ITE also assessed the success of this Programme through eight Strategic Performance Indicators, which are tracked at the Board and Ministry level, as part of its annual Corporate Performance Review. The indicators include Brand Equity Index, Student Enrolment, Student Satisfaction, Student Success Rate, Graduate Employment Rate and Employer Satisfaction.
At the course/programme level, ITE used adopted a Feature Analysis Model, which is a multi-factor Course Evaluation Tool to evaluate individual courses for efficiency and effectiveness, based on a matrix of Demand, Cost, Outcome and Employment Indicators. The annual assessment and ranking of courses offered by the Colleges using this Model is presented to all Directors of Schools and Senior Management at an Annual Course Review Forum.
| 9. What were the main obstacles encountered and how were they overcome?
Balancing Needs and Wants
While wanting to forge ahead in VTE, ITE had to be mindful of the profile of its students – kinaesthetic learners who perform poorly in the National Examinations, and largely have lower literacy and numeracy skills. Care had to be taken to ensure that the curriculum designed, while meeting the higher expectations of employers, could be easily understood and learnt by these less-academically-inclined students. More pervasive use of innovative methods and technology like Authentic Learning, Immersive Virtual Teaching and Online Curriculum Delivery were, however, well accepted by such kinaesthetic learners.
Societal Prejudice – When the Master Plan was announced, there was disbelief and even ‘outrage’ among some public members. Many ‘academically-brighter’ students in the schools and universities felt that the lowest rung of non-academically-inclined learners (or ‘non-achievers’) were ‘not deserving’ of such good infrastructure. Some even queried the Government’s high investment in vocational education vis-á-vis academic education.

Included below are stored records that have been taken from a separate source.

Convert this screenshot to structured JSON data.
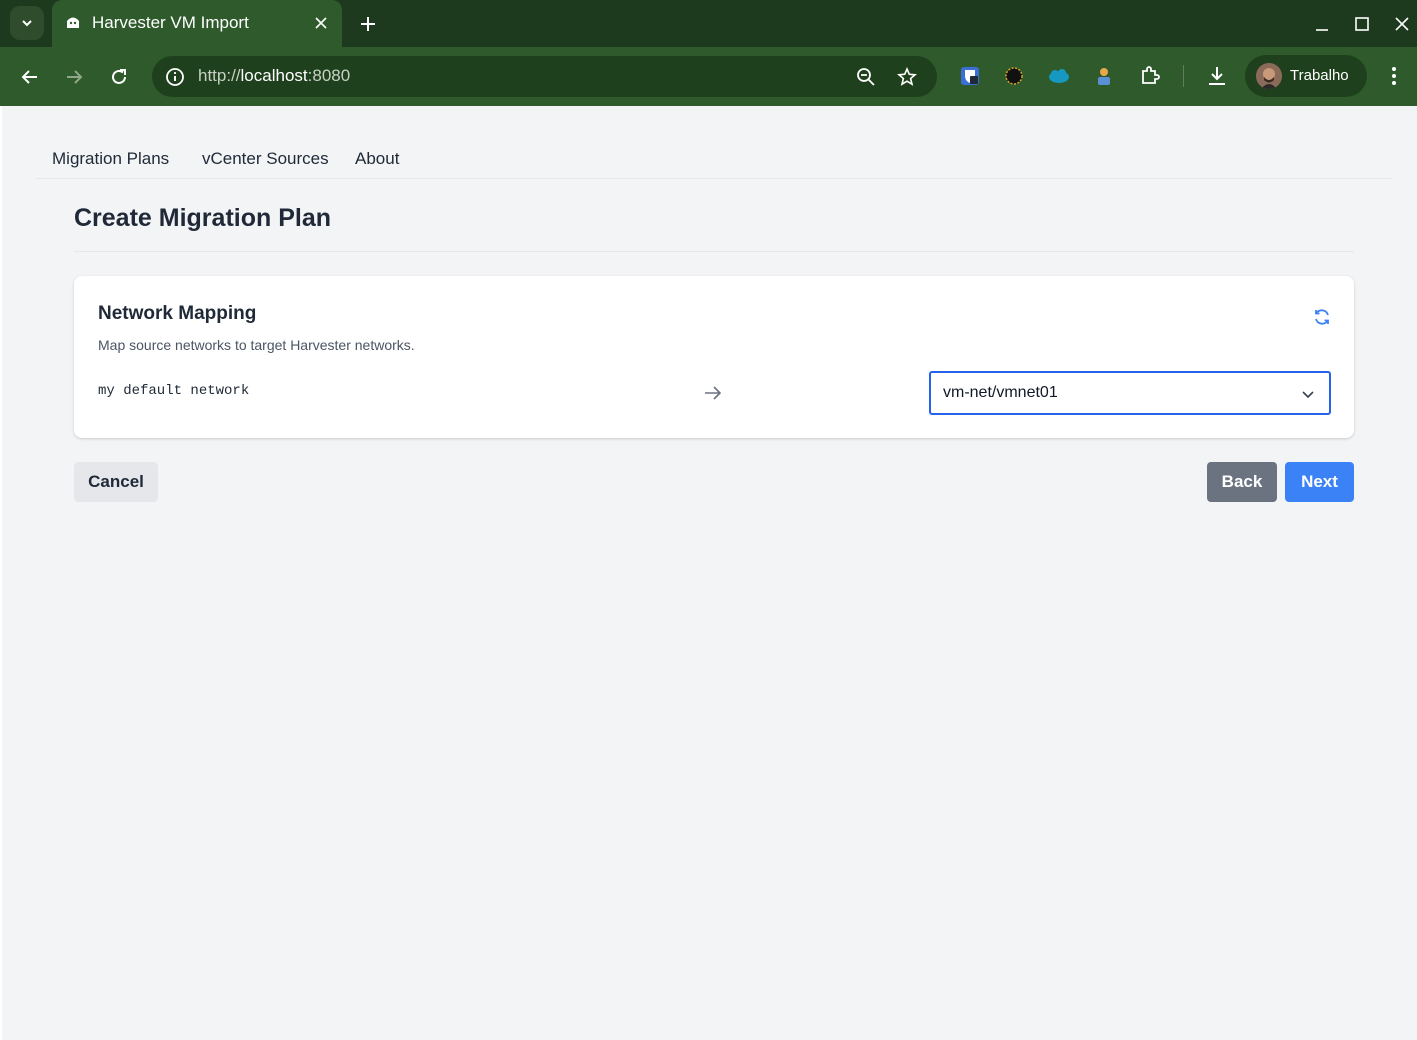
{
  "browser": {
    "tab_title": "Harvester VM Import",
    "url_scheme": "http://",
    "url_host": "localhost",
    "url_port": ":8080",
    "profile_name": "Trabalho",
    "chrome_color": "#2e5a2c"
  },
  "nav": {
    "items": [
      {
        "label": "Migration Plans"
      },
      {
        "label": "vCenter Sources"
      },
      {
        "label": "About"
      }
    ]
  },
  "page": {
    "title": "Create Migration Plan"
  },
  "network_mapping": {
    "title": "Network Mapping",
    "description": "Map source networks to target Harvester networks.",
    "rows": [
      {
        "source": "my default network",
        "target": "vm-net/vmnet01"
      }
    ]
  },
  "actions": {
    "cancel_label": "Cancel",
    "back_label": "Back",
    "next_label": "Next",
    "primary_color": "#3b82f6",
    "secondary_color": "#6b7280"
  }
}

While strong political support, together with integrated communications and engagements with stakeholders and public have re-shaped public opinion, some negative stereotyping of VTE students, and pockets of ‘academic divide’ still exist.
• A small nation with land constraints, the State had to provide space for the three Colleges, of about 10 hectares each, in areas which were accessible.

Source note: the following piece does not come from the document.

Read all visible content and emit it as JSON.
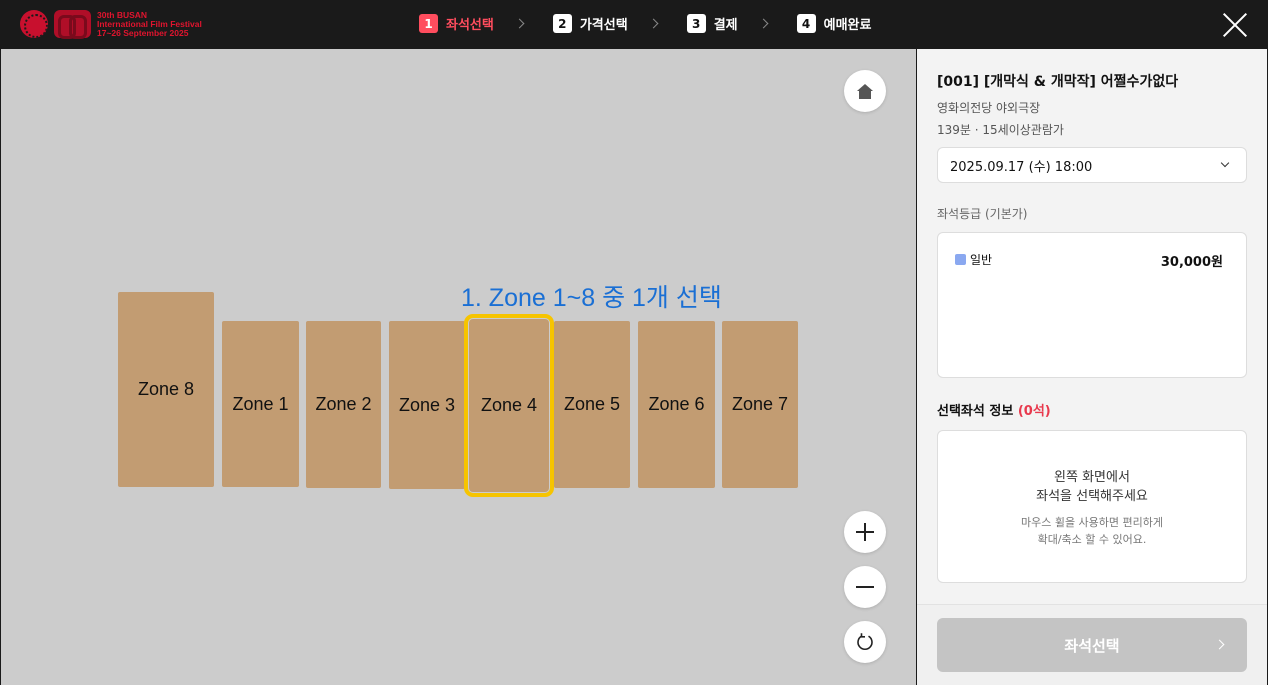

• The initiative led to a new way of delivering service to customers (VTE students) and stakeholders (parents and employers). This required ITE’s manpower to be reconfigured and redistributed. The consolidation offered economies of scale; yet, the academic and professional leadership team needed to be augmented (from 130 in 2004 to 300 by 2015). A Human Capital Plan was initiated to increase the professional leadership team and the ratio of graduate-level faculty, from only 40% in 2004 to 70% by 2015. This required justification of additional funding from ITE’s parent Ministry.